T-Mobile’s HTC Sensation 4G isn’t due to hit store shelves until Sunday, but it could be followed by a version for AT&T. According to the Wireless Goodness blog, the handset with support for ATT’s network passed through the FCC’s certification process, usually an indication that a device will soon arrive. Regardless of the carrier, Android power users are trying to figure out if HTC will lock down the phone and prevent deep customizations. According to the company and my own light research, odds are good that the Sensation 4G will indeed be hackable.
The lockdown in question has to do with the bootloader: If the bootloader is locked, the Android handset won’t accept a modified operating system that isn’t signed by the smartphone manufacturer. This would effectively prevent the ability to install a customized operating system, a practice that only a minority of Android device owners do but one that’s extremely important to this audience. I count myself in that group, having flashed different software on my Android phone and tablet well over 100 times in the past 18 months.
Originally, HTC indicated that it would be locking phones going forward, but on May 26, the company recanted with this official statement on Facebook:

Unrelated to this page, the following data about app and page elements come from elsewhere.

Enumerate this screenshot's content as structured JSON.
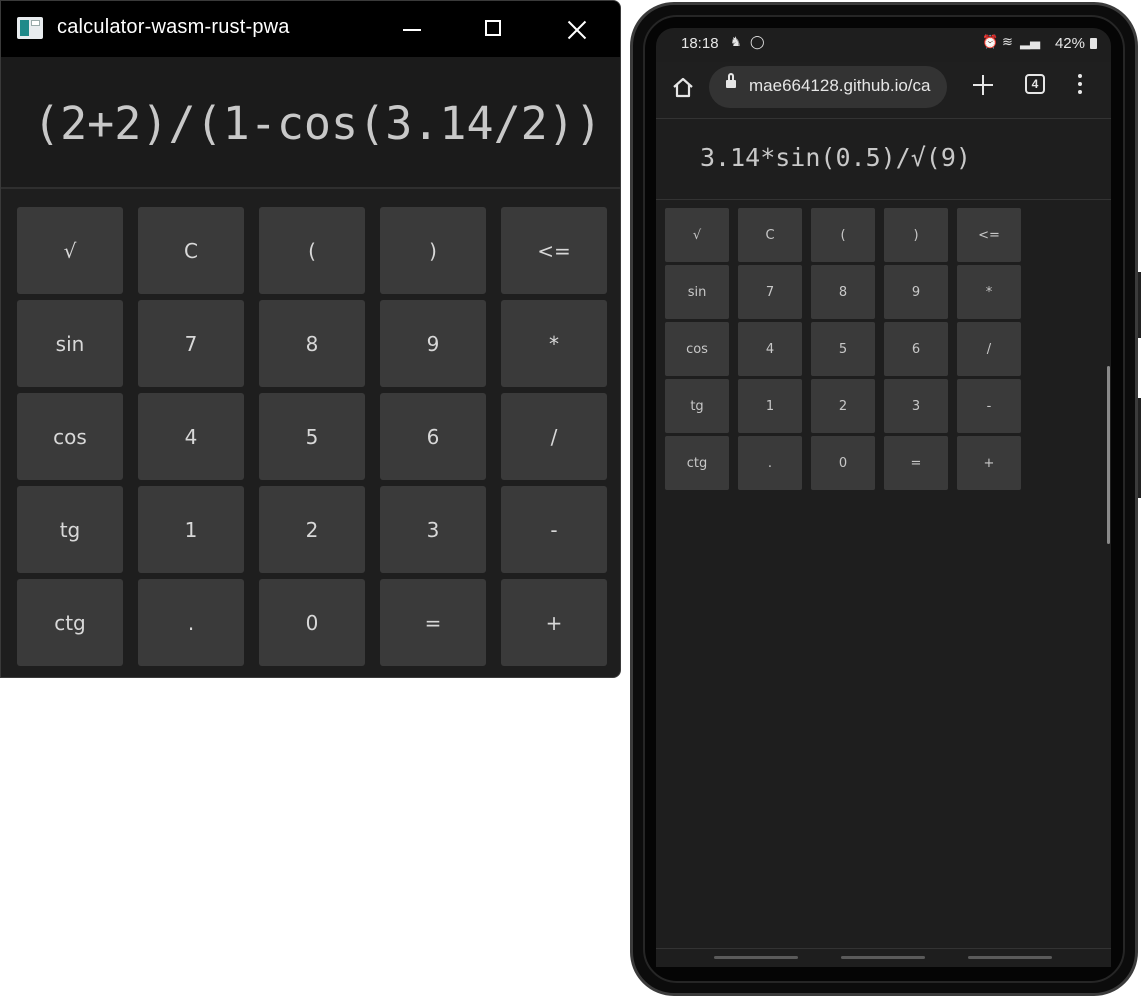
{
  "desktop": {
    "title": "calculator-wasm-rust-pwa",
    "expression": "(2+2)/(1-cos(3.14/2))",
    "keys": [
      "√",
      "C",
      "(",
      ")",
      "<=",
      "sin",
      "7",
      "8",
      "9",
      "*",
      "cos",
      "4",
      "5",
      "6",
      "/",
      "tg",
      "1",
      "2",
      "3",
      "-",
      "ctg",
      ".",
      "0",
      "=",
      "+"
    ]
  },
  "mobile": {
    "status": {
      "time": "18:18",
      "battery": "42%",
      "icons": [
        "notification-icon",
        "shield-icon",
        "alarm-icon",
        "wifi-icon",
        "signal-icon",
        "battery-icon"
      ]
    },
    "browser": {
      "url": "mae664128.github.io/ca",
      "tab_count": "4"
    },
    "expression": "3.14*sin(0.5)/√(9)",
    "keys": [
      "√",
      "C",
      "(",
      ")",
      "<=",
      "sin",
      "7",
      "8",
      "9",
      "*",
      "cos",
      "4",
      "5",
      "6",
      "/",
      "tg",
      "1",
      "2",
      "3",
      "-",
      "ctg",
      ".",
      "0",
      "=",
      "+"
    ]
  },
  "colors": {
    "window_bg": "#1e1e1e",
    "titlebar": "#000000",
    "key_bg": "#3a3a3a",
    "text": "#c8c8c8"
  }
}
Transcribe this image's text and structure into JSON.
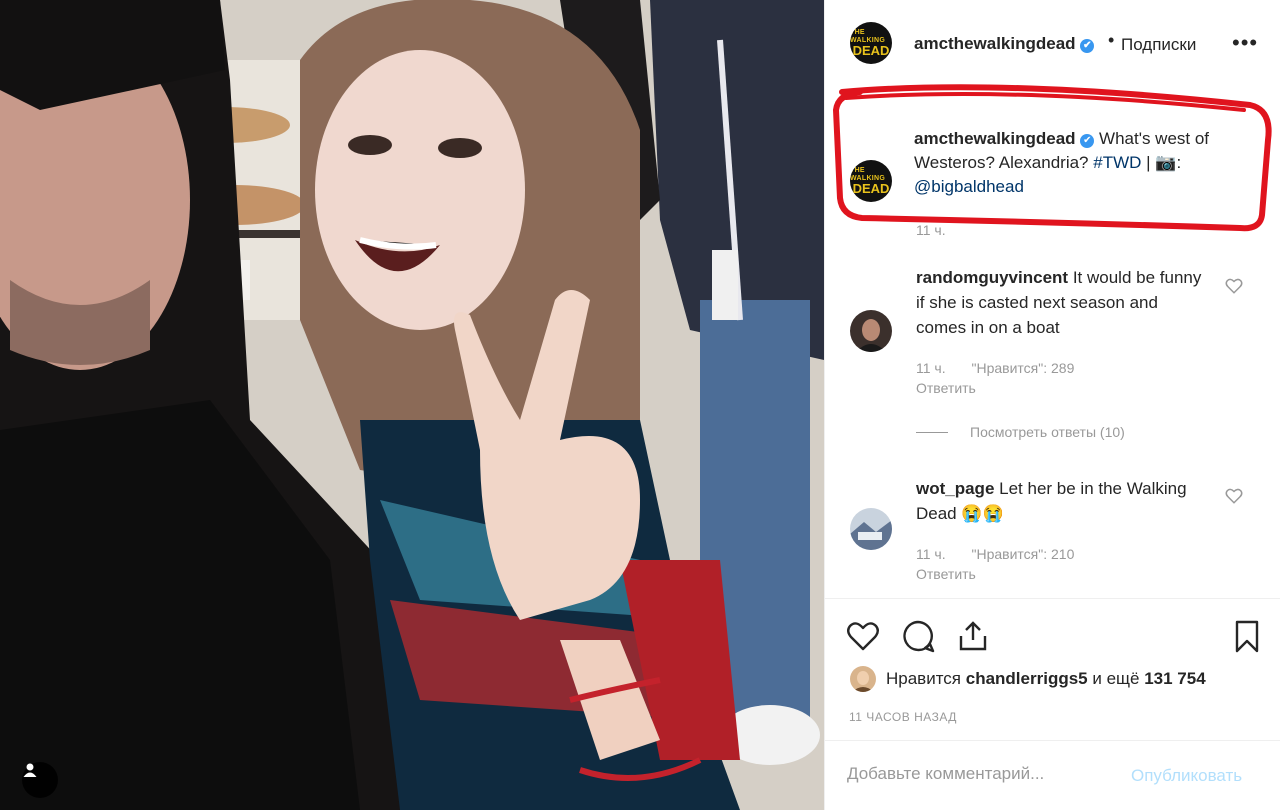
{
  "post": {
    "account": "amcthewalkingdead",
    "verified_mark": "✔",
    "follow_label": "Подписки",
    "dot": "•",
    "more_icon": "•••",
    "avatar_text_top": "THE WALKING",
    "avatar_text_bottom": "DEAD"
  },
  "caption": {
    "username": "amcthewalkingdead",
    "text": "What's west of Westeros? Alexandria?",
    "hashtag": "#TWD",
    "separator": "|",
    "camera": "📷",
    "colon": ":",
    "mention": "@bigbaldhead",
    "time": "11 ч."
  },
  "comments": [
    {
      "username": "randomguyvincent",
      "text": "It would be funny if she is casted next season and comes in on a boat",
      "time": "11 ч.",
      "likes": "\"Нравится\": 289",
      "reply": "Ответить"
    },
    {
      "username": "wot_page",
      "text": "Let her be in the Walking Dead",
      "emoji": "😭😭",
      "time": "11 ч.",
      "likes": "\"Нравится\": 210",
      "reply": "Ответить"
    }
  ],
  "view_replies": "Посмотреть ответы (10)",
  "likes_line": {
    "prefix": "Нравится",
    "liker": "chandlerriggs5",
    "middle": "и ещё",
    "count": "131 754"
  },
  "time_ago": "11 ЧАСОВ НАЗАД",
  "comment_box": {
    "placeholder": "Добавьте комментарий...",
    "publish_label": "Опубликовать"
  },
  "colors": {
    "link": "#003569",
    "verified": "#3897f0",
    "annotation": "#e0141e",
    "muted": "#999999"
  }
}
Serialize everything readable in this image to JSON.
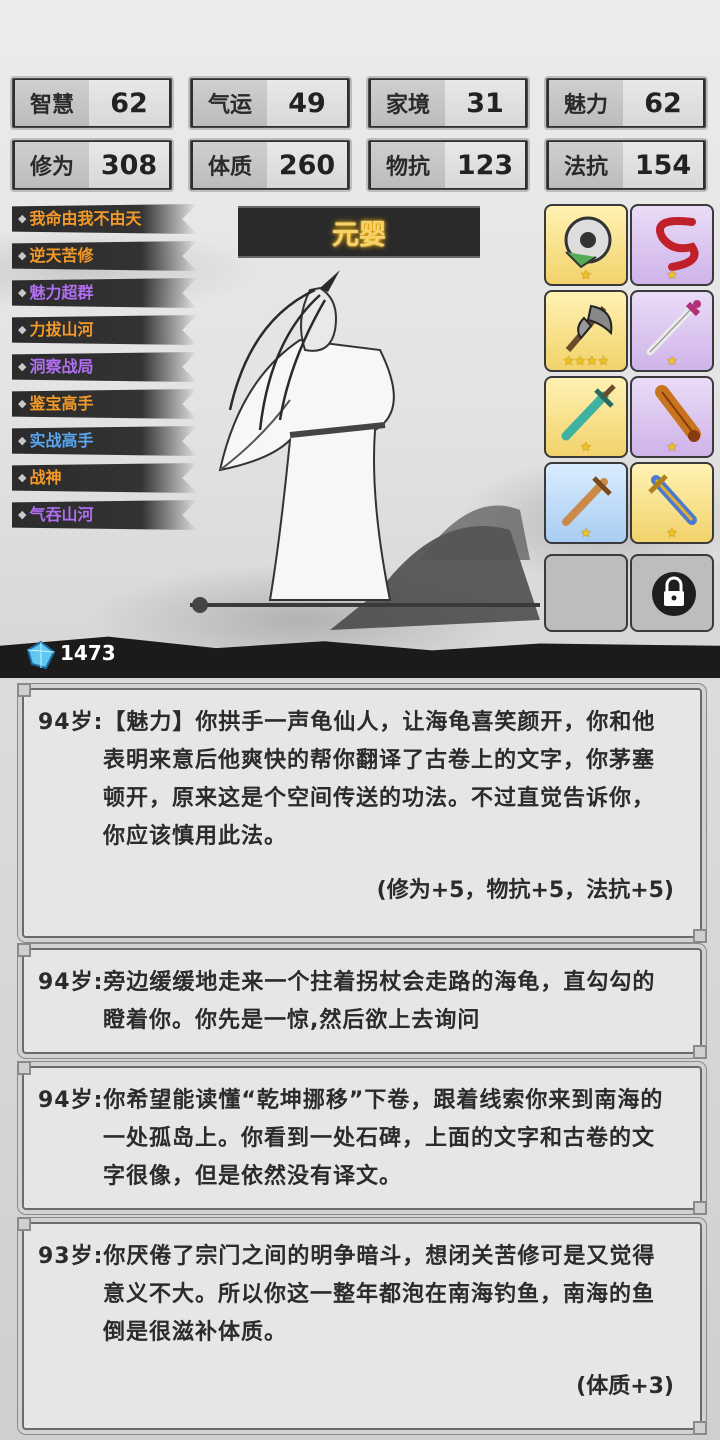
{
  "stats": [
    {
      "label": "智慧",
      "value": "62"
    },
    {
      "label": "气运",
      "value": "49"
    },
    {
      "label": "家境",
      "value": "31"
    },
    {
      "label": "魅力",
      "value": "62"
    },
    {
      "label": "修为",
      "value": "308"
    },
    {
      "label": "体质",
      "value": "260"
    },
    {
      "label": "物抗",
      "value": "123"
    },
    {
      "label": "法抗",
      "value": "154"
    }
  ],
  "talents": [
    {
      "label": "我命由我不由天",
      "color": "#f39a2a"
    },
    {
      "label": "逆天苦修",
      "color": "#f39a2a"
    },
    {
      "label": "魅力超群",
      "color": "#b06ef0"
    },
    {
      "label": "力拔山河",
      "color": "#f39a2a"
    },
    {
      "label": "洞察战局",
      "color": "#b06ef0"
    },
    {
      "label": "鉴宝高手",
      "color": "#f39a2a"
    },
    {
      "label": "实战高手",
      "color": "#5aa6f0"
    },
    {
      "label": "战神",
      "color": "#f39a2a"
    },
    {
      "label": "气吞山河",
      "color": "#b06ef0"
    }
  ],
  "realm": "元婴",
  "equipment": [
    {
      "name": "jade-ring-icon",
      "rarity": "gold",
      "stars": "★"
    },
    {
      "name": "red-ribbon-icon",
      "rarity": "purple",
      "stars": "★"
    },
    {
      "name": "battle-axe-icon",
      "rarity": "gold",
      "stars": "★★★★"
    },
    {
      "name": "sword-icon",
      "rarity": "purple",
      "stars": "★"
    },
    {
      "name": "jade-sword-icon",
      "rarity": "gold",
      "stars": "★"
    },
    {
      "name": "scroll-icon",
      "rarity": "purple",
      "stars": "★"
    },
    {
      "name": "wooden-sword-icon",
      "rarity": "blue",
      "stars": "★"
    },
    {
      "name": "golden-blade-icon",
      "rarity": "gold",
      "stars": "★"
    }
  ],
  "currency": {
    "icon": "crystal-gem-icon",
    "amount": "1473"
  },
  "logs": [
    {
      "text": "94岁:【魅力】你拱手一声龟仙人，让海龟喜笑颜开，你和他表明来意后他爽快的帮你翻译了古卷上的文字，你茅塞顿开，原来这是个空间传送的功法。不过直觉告诉你，你应该慎用此法。",
      "effect": "(修为+5，物抗+5，法抗+5)"
    },
    {
      "text": "94岁:旁边缓缓地走来一个拄着拐杖会走路的海龟，直勾勾的瞪着你。你先是一惊,然后欲上去询问",
      "effect": ""
    },
    {
      "text": "94岁:你希望能读懂“乾坤挪移”下卷，跟着线索你来到南海的一处孤岛上。你看到一处石碑，上面的文字和古卷的文字很像，但是依然没有译文。",
      "effect": ""
    },
    {
      "text": "93岁:你厌倦了宗门之间的明争暗斗，想闭关苦修可是又觉得意义不大。所以你这一整年都泡在南海钓鱼，南海的鱼倒是很滋补体质。",
      "effect": "(体质+3)"
    }
  ]
}
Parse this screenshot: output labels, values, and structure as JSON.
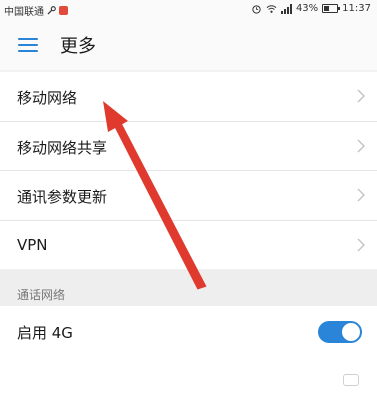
{
  "status_bar": {
    "carrier": "中国联通",
    "battery": "43%",
    "time": "11:37",
    "battery_level": 0.43,
    "icons": [
      "key-icon",
      "notification-badge-icon",
      "alarm-icon",
      "wifi-icon",
      "signal-icon",
      "battery-icon"
    ]
  },
  "header": {
    "menu_icon": "hamburger-menu-icon",
    "title": "更多"
  },
  "list": {
    "items": [
      {
        "label": "移动网络"
      },
      {
        "label": "移动网络共享"
      },
      {
        "label": "通讯参数更新"
      },
      {
        "label": "VPN"
      }
    ]
  },
  "section": {
    "title": "通话网络"
  },
  "toggle_row": {
    "label": "启用 4G",
    "enabled": true
  },
  "annotation": {
    "arrow_color": "#e03a2f",
    "points_to": "移动网络"
  },
  "colors": {
    "accent": "#2a84d8",
    "background": "#f2f2f2"
  }
}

There has been overwhelmingly customer feedback that people want access to open bootloaders on HTC phones. I want you to know that we’ve listened. Today, I’m confirming we will no longer be locking the bootloaders on our devices. Thanks for your passion, support and patience. — Peter Chou, CEO of HTC
Unfortunately for the current HTC Sensation 4G on T-Mobile or a future offering by AT&T, it will take time for HTC to implement a change. Forum members at the XDA-Developers site have inquired as to when the Sensation 4G would have an unlocked bootloader, but no firm time frame has come from HTC, based on this chat statement from the company:
We are currently developing new bootloader unlocked software for your phone. HTC is still committed to allowing our customers to unlock the bootloaders if they wish, however we are still implementing the policy and many updates were already finalized prior to our change in policy. We apologize for the inconvenience, but be assured that we are working on a solution for our customers and our commitment has not changed. Please stay tuned to our official channels for ongoing updates on how we will be implementing this policy.
Hopefully, the effort won’t take too long to change. The review unit I’m testing indicates the device doesn’t require a boot file signed by HTC, as evidenced by S-OFF in a picture of the bootloader screen I took. Since this is a review unit, I won’t unlock or hack the device. Perhaps HTC can revert back to this image for the device, which may save time. But with the handset hitting retail shelves soon, it’s nearly impossible to flash all the inventory before launch.
My guess is that customers who purchase an HTC Sensation 4G at launch — or before, since Wal-Mart is reportedly selling them early — will see a locked bootloader for at least a few weeks while HTC works out the software change. The same could apply to AT&T devices, if and when the Sensation arrives there, although HTC can work with the carrier to adjust the software before it makes it out to customers.